2005: Crash [Never Seen]
Favorite Oscar-bait movies of the year: Capote and Walk the Line.
2006: The Departed [Good, but Not for Me]
Martin Scorcese is hit or miss with me. Just two years earlier he won my allegiance with The Aviator, a biopic of tormented genius billionaire Howard Hughes, and I’ve enjoyed his costume dramas The Age of Innocence (nominated for Best Picture but doomed to lose in the year of Schindler’s List), Gangs of New York (in spite of the miscast Cameron Diaz), and Hugo. But I’m far less enthralled by his movies with contemporary or near-contemporary settings, in which there’s no fascinating window into the past to make the dark, uber-gritty violence and emphasis on the baser side of human nature more palatable. Still, this drama of organized crime and police corruption in Boston is well-made and well-acted, so I can’t argue it didn’t deserve the award, especially since the Movie I Loved Substantially More, Guillermo del Toro’s dark but ultimately humanistic fairy tale Pan’s Labyrinth, didn’t have a shot.
2007: No Country for Old Men [Never Seen]
I have no interest in this film. This was, in my opinion, a rather weak year for movies, at least judging from what I’ve seen; Juno, Away from Her, and Ratatouille are probably my favorites.
2008: Slumdog Millionaire [Good, but Not for Me]
This dark but ultimately triumphant story of a young Indian Muslim man who faces down both class and religious prejudice to win a fortune and the girl of his dreams is one of those satisfying blends of grit and sentiment that I love to see win Oscars. But this film didn’t quite land with me. I couldn’t help noticing that while protagonist Jamal (Dev Patel), his older brother Salim (Madhur Mittal), and even the game-show host (Anil Kapoor) were all interesting and compelling characters, Jamal’s love interest Latika (Freida Pinto), the only female character of any significance in the film, gets no substantial development beyond her function as love interest. Love stories in which one character has a personality while the other (usually the woman) remains a shadow are a pet peeve of mine. A more satisfying romance, and the Movie I Love Substantially More, is Pixar’s WALL-E.
2009: The Hurt Locker [Good, but Not for Me]
I remember this movie being a well-made film; I admired it when I saw it, but nothing about it has stuck.
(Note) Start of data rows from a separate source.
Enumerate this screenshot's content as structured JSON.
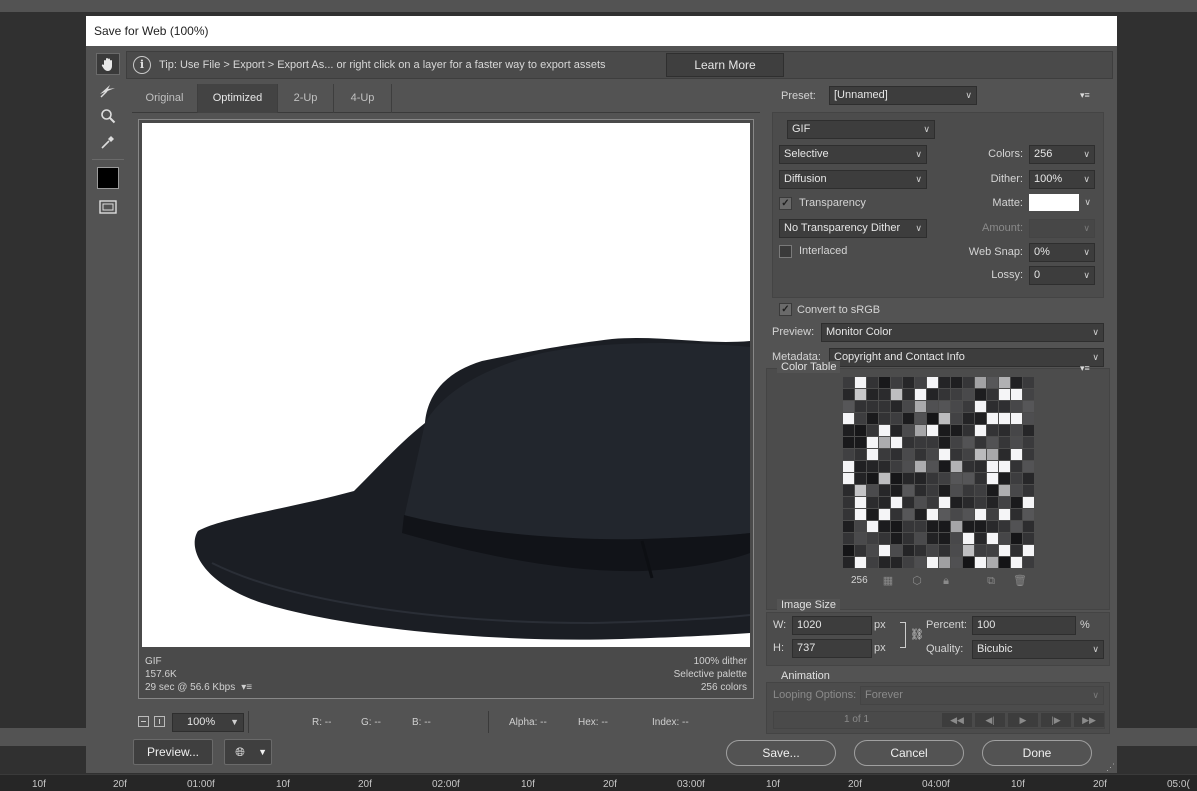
{
  "dialog": {
    "title": "Save for Web (100%)"
  },
  "tip": {
    "text": "Tip: Use File > Export > Export As...  or right click on a layer for a faster way to export assets",
    "learn_more": "Learn More"
  },
  "tabs": [
    {
      "label": "Original"
    },
    {
      "label": "Optimized"
    },
    {
      "label": "2-Up"
    },
    {
      "label": "4-Up"
    }
  ],
  "active_tab": "Optimized",
  "preview_info": {
    "format": "GIF",
    "size": "157.6K",
    "time": "29 sec @ 56.6 Kbps",
    "dither": "100% dither",
    "palette": "Selective palette",
    "colors": "256 colors"
  },
  "status": {
    "zoom": "100%",
    "r": "R: --",
    "g": "G: --",
    "b": "B: --",
    "alpha": "Alpha: --",
    "hex": "Hex: --",
    "index": "Index: --"
  },
  "buttons": {
    "preview": "Preview...",
    "save": "Save...",
    "cancel": "Cancel",
    "done": "Done"
  },
  "settings": {
    "preset_label": "Preset:",
    "preset": "[Unnamed]",
    "format": "GIF",
    "reduction": "Selective",
    "dither_algo": "Diffusion",
    "transparency_label": "Transparency",
    "transparency_checked": true,
    "transparency_dither": "No Transparency Dither",
    "interlaced_label": "Interlaced",
    "interlaced_checked": false,
    "colors_label": "Colors:",
    "colors": "256",
    "dither_label": "Dither:",
    "dither": "100%",
    "matte_label": "Matte:",
    "matte_color": "#ffffff",
    "amount_label": "Amount:",
    "websnap_label": "Web Snap:",
    "websnap": "0%",
    "lossy_label": "Lossy:",
    "lossy": "0",
    "srgb_label": "Convert to sRGB",
    "srgb_checked": true,
    "preview_label": "Preview:",
    "preview_mode": "Monitor Color",
    "metadata_label": "Metadata:",
    "metadata": "Copyright and Contact Info"
  },
  "color_table": {
    "title": "Color Table",
    "count": "256"
  },
  "image_size": {
    "title": "Image Size",
    "w_label": "W:",
    "w": "1020",
    "h_label": "H:",
    "h": "737",
    "unit": "px",
    "percent_label": "Percent:",
    "percent": "100",
    "percent_unit": "%",
    "quality_label": "Quality:",
    "quality": "Bicubic"
  },
  "animation": {
    "title": "Animation",
    "looping_label": "Looping Options:",
    "looping": "Forever",
    "frame": "1 of 1"
  },
  "timeline": [
    "10f",
    "20f",
    "01:00f",
    "10f",
    "20f",
    "02:00f",
    "10f",
    "20f",
    "03:00f",
    "10f",
    "20f",
    "04:00f",
    "10f",
    "20f",
    "05:0("
  ],
  "colors": {
    "dialog_bg": "#535353",
    "panel_bg": "#4c4c4c",
    "field_bg": "#3d3d3d"
  }
}
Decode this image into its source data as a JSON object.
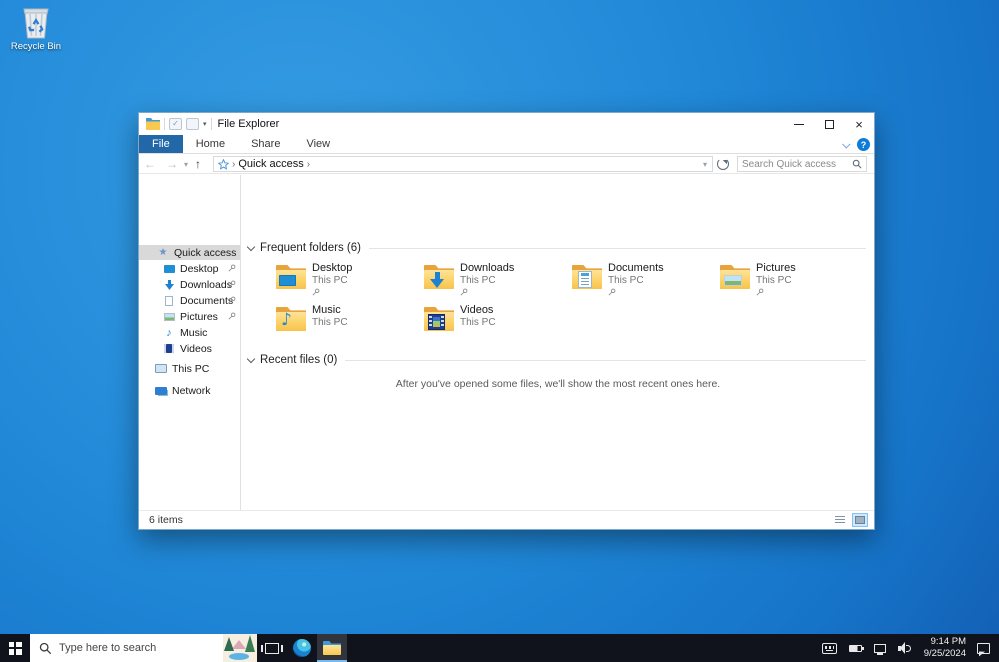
{
  "desktop": {
    "recycle_bin_label": "Recycle Bin"
  },
  "window": {
    "title": "File Explorer",
    "tabs": [
      {
        "label": "File"
      },
      {
        "label": "Home"
      },
      {
        "label": "Share"
      },
      {
        "label": "View"
      }
    ],
    "help_label": "?",
    "address": {
      "breadcrumb": "Quick access",
      "crumb_chevron": "›"
    },
    "search": {
      "placeholder": "Search Quick access"
    }
  },
  "sidebar": {
    "items": [
      {
        "label": "Quick access",
        "icon": "star-icon",
        "pinned": false,
        "selected": true
      },
      {
        "label": "Desktop",
        "icon": "monitor-icon",
        "pinned": true
      },
      {
        "label": "Downloads",
        "icon": "download-icon",
        "pinned": true
      },
      {
        "label": "Documents",
        "icon": "document-icon",
        "pinned": true
      },
      {
        "label": "Pictures",
        "icon": "picture-icon",
        "pinned": true
      },
      {
        "label": "Music",
        "icon": "music-icon",
        "pinned": false
      },
      {
        "label": "Videos",
        "icon": "video-icon",
        "pinned": false
      },
      {
        "label": "This PC",
        "icon": "computer-icon",
        "pinned": false
      },
      {
        "label": "Network",
        "icon": "network-icon",
        "pinned": false
      }
    ]
  },
  "content": {
    "sections": [
      {
        "title": "Frequent folders (6)"
      },
      {
        "title": "Recent files (0)"
      }
    ],
    "tiles": [
      {
        "name": "Desktop",
        "location": "This PC",
        "pinned": true
      },
      {
        "name": "Downloads",
        "location": "This PC",
        "pinned": true
      },
      {
        "name": "Documents",
        "location": "This PC",
        "pinned": true
      },
      {
        "name": "Pictures",
        "location": "This PC",
        "pinned": true
      },
      {
        "name": "Music",
        "location": "This PC",
        "pinned": false
      },
      {
        "name": "Videos",
        "location": "This PC",
        "pinned": false
      }
    ],
    "recent_empty_message": "After you've opened some files, we'll show the most recent ones here."
  },
  "statusbar": {
    "item_count": "6 items"
  },
  "taskbar": {
    "search_placeholder": "Type here to search",
    "clock": {
      "time": "9:14 PM",
      "date": "9/25/2024"
    }
  },
  "icons": {
    "note_glyph": "♪",
    "star_glyph": "★",
    "back_glyph": "←",
    "forward_glyph": "→",
    "up_glyph": "↑",
    "down_small_glyph": "▾",
    "close_glyph": "×",
    "check_glyph": "✓"
  },
  "colors": {
    "accent": "#0078d7",
    "file_tab": "#2268a8",
    "desktop_blue": "#2189d8",
    "taskbar_dark": "#10131c",
    "folder_yellow": "#fcd267",
    "selected_sidebar": "#d9d9d9"
  }
}
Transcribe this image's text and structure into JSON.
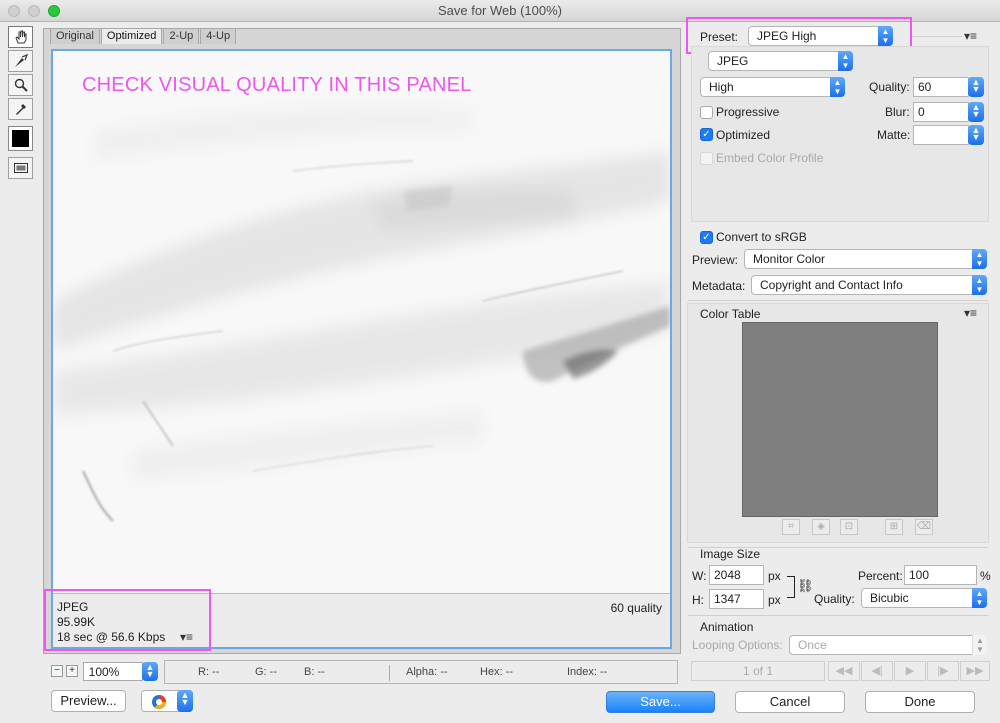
{
  "window": {
    "title": "Save for Web (100%)"
  },
  "tabs": [
    "Original",
    "Optimized",
    "2-Up",
    "4-Up"
  ],
  "toolbox": {
    "tools": [
      "hand-tool",
      "slice-select-tool",
      "zoom-tool",
      "eyedropper-tool"
    ],
    "eyedropper_color": "#000000"
  },
  "canvas": {
    "annotation": "CHECK VISUAL QUALITY IN THIS PANEL",
    "annotation_color": "#ef56ee",
    "info": {
      "format": "JPEG",
      "size": "95.99K",
      "download_time": "18 sec @ 56.6 Kbps",
      "quality": "60 quality"
    }
  },
  "zoom": {
    "minus": "−",
    "plus": "+",
    "value": "100%"
  },
  "readouts": {
    "r": "R: --",
    "g": "G: --",
    "b": "B: --",
    "alpha": "Alpha: --",
    "hex": "Hex: --",
    "index": "Index: --"
  },
  "buttons": {
    "preview": "Preview...",
    "save": "Save...",
    "cancel": "Cancel",
    "done": "Done"
  },
  "settings": {
    "preset_label": "Preset:",
    "preset_value": "JPEG High",
    "format_value": "JPEG",
    "compression_value": "High",
    "quality_label": "Quality:",
    "quality_value": "60",
    "blur_label": "Blur:",
    "blur_value": "0",
    "matte_label": "Matte:",
    "matte_value": "",
    "progressive_label": "Progressive",
    "progressive_checked": false,
    "optimized_label": "Optimized",
    "optimized_checked": true,
    "embed_label": "Embed Color Profile",
    "embed_checked": false,
    "convert_label": "Convert to sRGB",
    "convert_checked": true,
    "preview_label": "Preview:",
    "preview_value": "Monitor Color",
    "metadata_label": "Metadata:",
    "metadata_value": "Copyright and Contact Info"
  },
  "color_table": {
    "title": "Color Table",
    "fill_color": "#7f7f7f"
  },
  "image_size": {
    "title": "Image Size",
    "w_label": "W:",
    "w_value": "2048",
    "h_label": "H:",
    "h_value": "1347",
    "unit": "px",
    "percent_label": "Percent:",
    "percent_value": "100",
    "percent_unit": "%",
    "quality_label": "Quality:",
    "quality_value": "Bicubic"
  },
  "animation": {
    "title": "Animation",
    "looping_label": "Looping Options:",
    "looping_value": "Once",
    "frame_counter": "1 of 1"
  },
  "highlight_color": "#ef56ee",
  "accent_color": "#1d7bf5"
}
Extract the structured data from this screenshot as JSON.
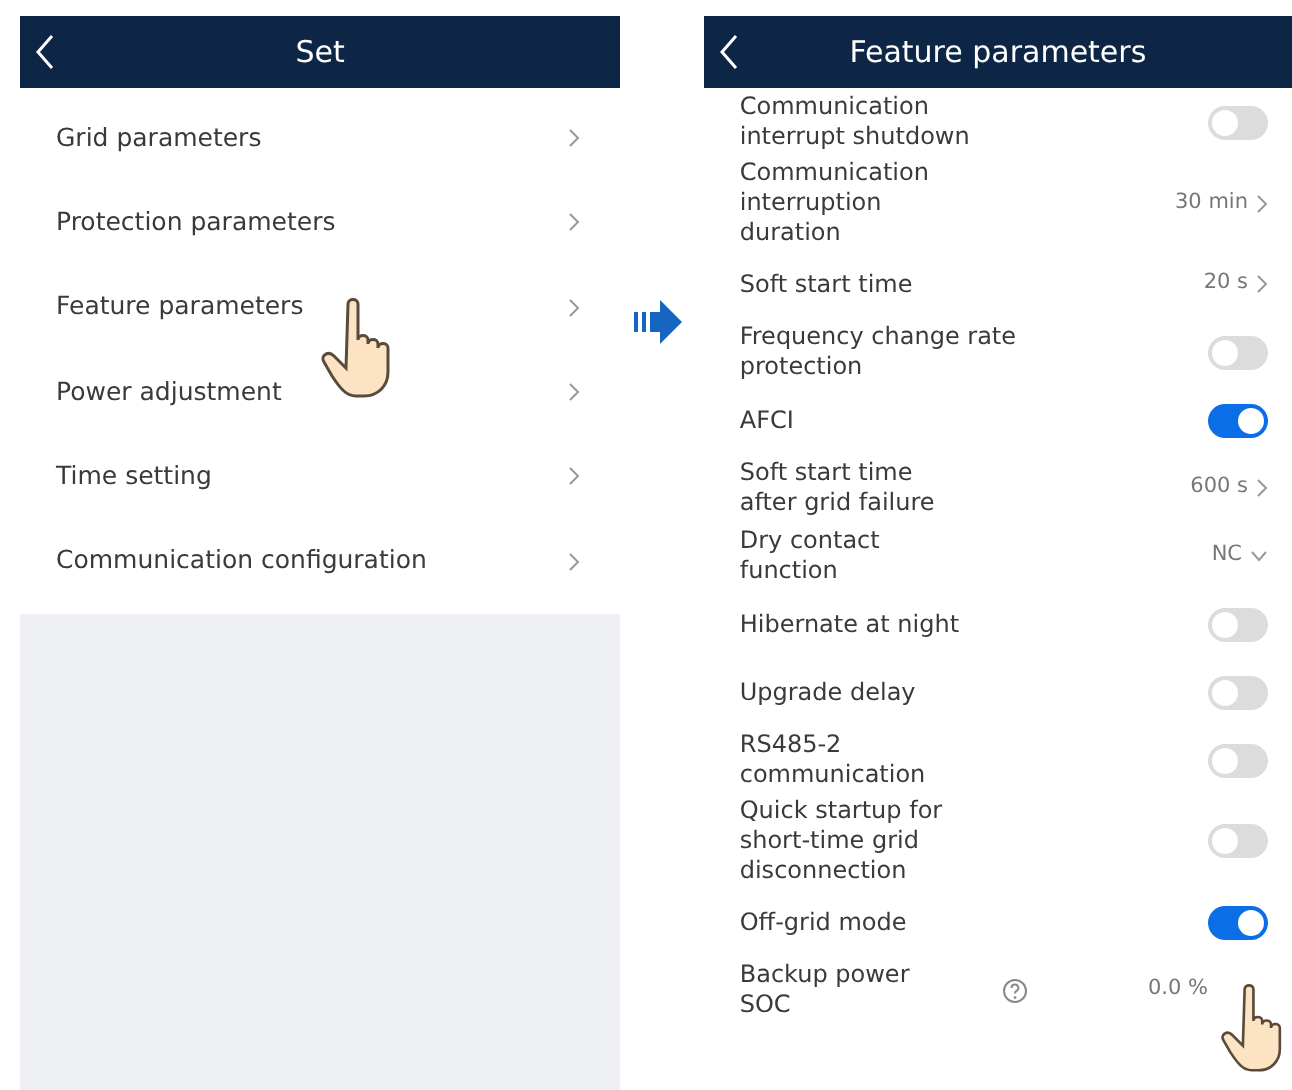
{
  "left_screen": {
    "title": "Set",
    "items": [
      {
        "label": "Grid parameters"
      },
      {
        "label": "Protection parameters"
      },
      {
        "label": "Feature parameters"
      },
      {
        "label": "Power adjustment"
      },
      {
        "label": "Time setting"
      },
      {
        "label": "Communication configuration"
      }
    ]
  },
  "right_screen": {
    "title": "Feature parameters",
    "items": [
      {
        "label": "Communication\ninterrupt shutdown",
        "kind": "toggle",
        "on": false
      },
      {
        "label": "Communication\ninterruption\nduration",
        "kind": "value",
        "value": "30 min"
      },
      {
        "label": "Soft start time",
        "kind": "value",
        "value": "20 s"
      },
      {
        "label": "Frequency change rate\nprotection",
        "kind": "toggle",
        "on": false
      },
      {
        "label": "AFCI",
        "kind": "toggle",
        "on": true
      },
      {
        "label": "Soft start time\nafter grid failure",
        "kind": "value",
        "value": "600 s"
      },
      {
        "label": "Dry contact\nfunction",
        "kind": "select",
        "value": "NC"
      },
      {
        "label": "Hibernate at night",
        "kind": "toggle",
        "on": false
      },
      {
        "label": "Upgrade delay",
        "kind": "toggle",
        "on": false
      },
      {
        "label": "RS485-2\ncommunication",
        "kind": "toggle",
        "on": false
      },
      {
        "label": "Quick startup for\nshort-time grid\ndisconnection",
        "kind": "toggle",
        "on": false
      },
      {
        "label": "Off-grid mode",
        "kind": "toggle",
        "on": true
      },
      {
        "label": "Backup power\nSOC",
        "kind": "help_value",
        "value": "0.0 %"
      }
    ]
  }
}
This year I have three Movies I Loved Substantially More: An Education, Inglorious Basterds, and Up. Inglorious Basterds would have been my choice for Best Picture.